== Your task ==
Extract each line holding the word "alert" from the entries.

════════════════════

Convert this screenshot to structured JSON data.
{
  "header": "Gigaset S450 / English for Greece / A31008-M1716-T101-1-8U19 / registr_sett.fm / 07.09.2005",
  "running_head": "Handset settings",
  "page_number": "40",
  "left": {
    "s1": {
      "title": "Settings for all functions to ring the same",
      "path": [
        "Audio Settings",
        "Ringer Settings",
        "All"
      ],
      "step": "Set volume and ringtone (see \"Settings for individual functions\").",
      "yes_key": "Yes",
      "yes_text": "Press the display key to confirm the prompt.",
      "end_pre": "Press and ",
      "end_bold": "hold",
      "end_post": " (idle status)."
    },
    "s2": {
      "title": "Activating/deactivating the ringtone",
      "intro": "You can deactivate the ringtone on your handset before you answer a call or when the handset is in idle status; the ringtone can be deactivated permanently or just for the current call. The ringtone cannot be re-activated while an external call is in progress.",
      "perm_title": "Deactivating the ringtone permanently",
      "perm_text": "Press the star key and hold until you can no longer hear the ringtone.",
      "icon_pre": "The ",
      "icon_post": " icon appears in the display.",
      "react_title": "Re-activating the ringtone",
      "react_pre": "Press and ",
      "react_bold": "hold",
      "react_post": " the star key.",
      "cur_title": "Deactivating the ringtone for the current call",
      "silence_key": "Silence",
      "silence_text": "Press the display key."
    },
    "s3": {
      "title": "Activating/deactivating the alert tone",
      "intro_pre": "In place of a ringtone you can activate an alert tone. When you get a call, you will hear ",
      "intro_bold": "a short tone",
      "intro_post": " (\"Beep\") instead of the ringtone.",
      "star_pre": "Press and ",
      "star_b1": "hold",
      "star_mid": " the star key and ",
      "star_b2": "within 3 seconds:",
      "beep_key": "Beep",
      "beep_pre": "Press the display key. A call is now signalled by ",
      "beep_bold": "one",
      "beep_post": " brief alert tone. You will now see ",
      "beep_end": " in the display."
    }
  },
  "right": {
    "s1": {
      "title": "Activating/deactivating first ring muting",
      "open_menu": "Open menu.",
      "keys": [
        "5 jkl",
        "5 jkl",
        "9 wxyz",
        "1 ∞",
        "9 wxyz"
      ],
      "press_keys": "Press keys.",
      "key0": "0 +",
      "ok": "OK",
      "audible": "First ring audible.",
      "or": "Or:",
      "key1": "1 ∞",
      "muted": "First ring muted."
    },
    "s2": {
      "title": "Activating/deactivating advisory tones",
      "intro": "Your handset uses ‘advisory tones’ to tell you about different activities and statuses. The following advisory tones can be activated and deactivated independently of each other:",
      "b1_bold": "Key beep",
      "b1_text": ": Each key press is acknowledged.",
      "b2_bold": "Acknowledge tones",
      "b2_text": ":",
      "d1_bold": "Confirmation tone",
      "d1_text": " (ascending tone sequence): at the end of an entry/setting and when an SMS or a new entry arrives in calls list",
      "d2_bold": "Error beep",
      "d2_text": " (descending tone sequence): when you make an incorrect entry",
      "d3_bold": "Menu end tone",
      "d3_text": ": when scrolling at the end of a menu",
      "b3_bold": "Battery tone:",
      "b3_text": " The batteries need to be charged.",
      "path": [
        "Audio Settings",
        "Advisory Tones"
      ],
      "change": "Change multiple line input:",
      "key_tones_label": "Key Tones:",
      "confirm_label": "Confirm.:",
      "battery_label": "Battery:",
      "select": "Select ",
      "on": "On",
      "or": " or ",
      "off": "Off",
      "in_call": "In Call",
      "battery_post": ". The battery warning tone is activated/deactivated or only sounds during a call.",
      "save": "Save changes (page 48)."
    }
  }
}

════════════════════

== Solution ==
      "title": "Activating/deactivating the alert tone",
      "intro_pre": "In place of a ringtone you can activate an alert tone. When you get a call, you will hear ",
      "beep_post": " brief alert tone. You will now see ",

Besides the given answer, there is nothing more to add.